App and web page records
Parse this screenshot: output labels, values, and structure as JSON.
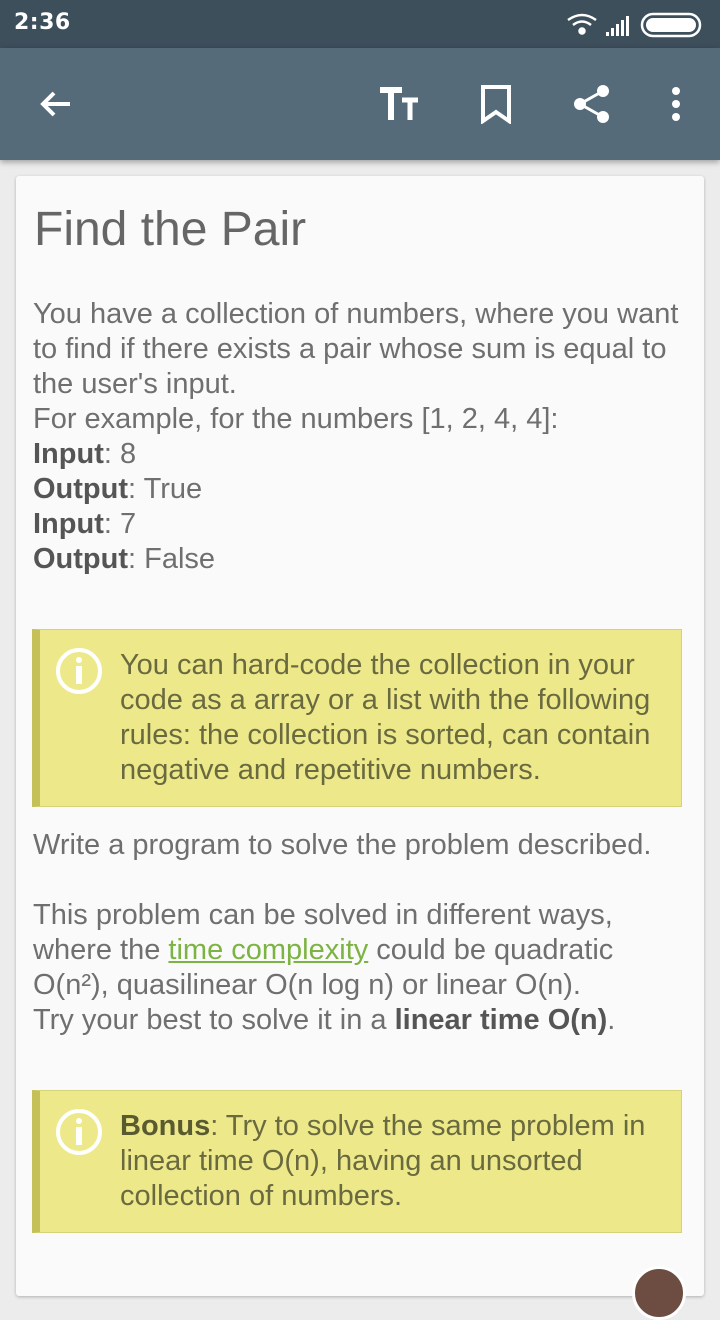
{
  "status": {
    "time": "2:36"
  },
  "toolbar": {
    "back_icon": "arrow-left-icon",
    "text_size_icon": "text-size-icon",
    "bookmark_icon": "bookmark-icon",
    "share_icon": "share-icon",
    "more_icon": "more-vert-icon"
  },
  "article": {
    "title": "Find the Pair",
    "intro": {
      "p1": "You have a collection of numbers, where you want to find if there exists a pair whose sum is equal to the user's input.",
      "p2": "For example, for the numbers [1, 2, 4, 4]:",
      "input_label": "Input",
      "input1": ": 8",
      "output_label": "Output",
      "output1": ": True",
      "input2": ": 7",
      "output2": ": False"
    },
    "note1": "You can hard-code the collection in your code as a array or a list with the following rules: the collection is sorted, can contain negative and repetitive numbers.",
    "task": "Write a program to solve the problem described.",
    "complexity": {
      "part1": "This problem can be solved in different ways, where the ",
      "link": "time complexity",
      "part2": " could be quadratic O(n²), quasilinear O(n log n) or linear O(n).",
      "part3": "Try your best to solve it in a ",
      "bold": "linear time O(n)",
      "part4": "."
    },
    "bonus": {
      "label": "Bonus",
      "text": ": Try to solve the same problem in linear time O(n), having an unsorted collection of numbers."
    }
  },
  "colors": {
    "status_bar": "#3e4f5c",
    "app_bar": "#556b7a",
    "note_bg": "#ede98a",
    "link": "#7cb342"
  }
}
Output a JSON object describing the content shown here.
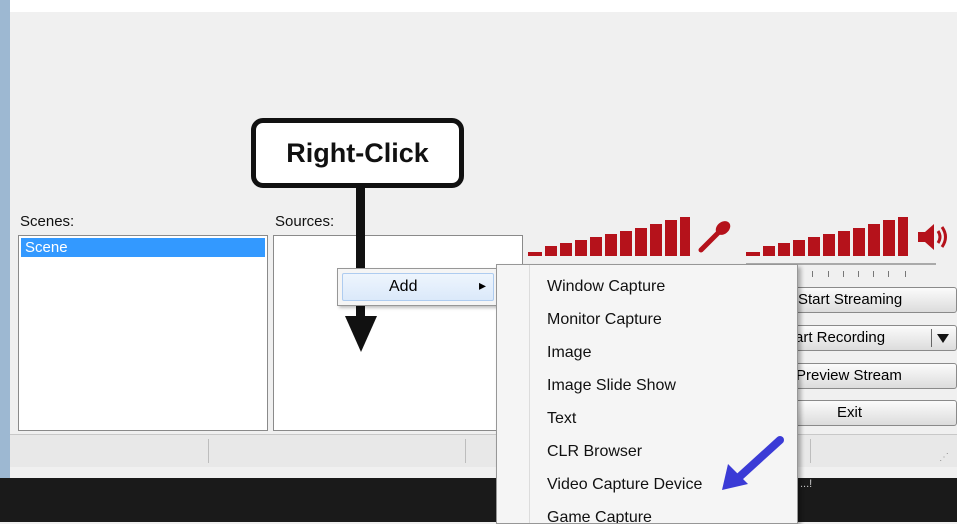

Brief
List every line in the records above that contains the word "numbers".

Your solution
      "p1": "You have a collection of numbers, where you want to find if there exists a pair whose sum is equal to the user's input.",
      "p2": "For example, for the numbers [1, 2, 4, 4]:",
    "note1": "You can hard-code the collection in your code as a array or a list with the following rules: the collection is sorted, can contain negative and repetitive numbers.",
      "text": ": Try to solve the same problem in linear time O(n), having an unsorted collection of numbers."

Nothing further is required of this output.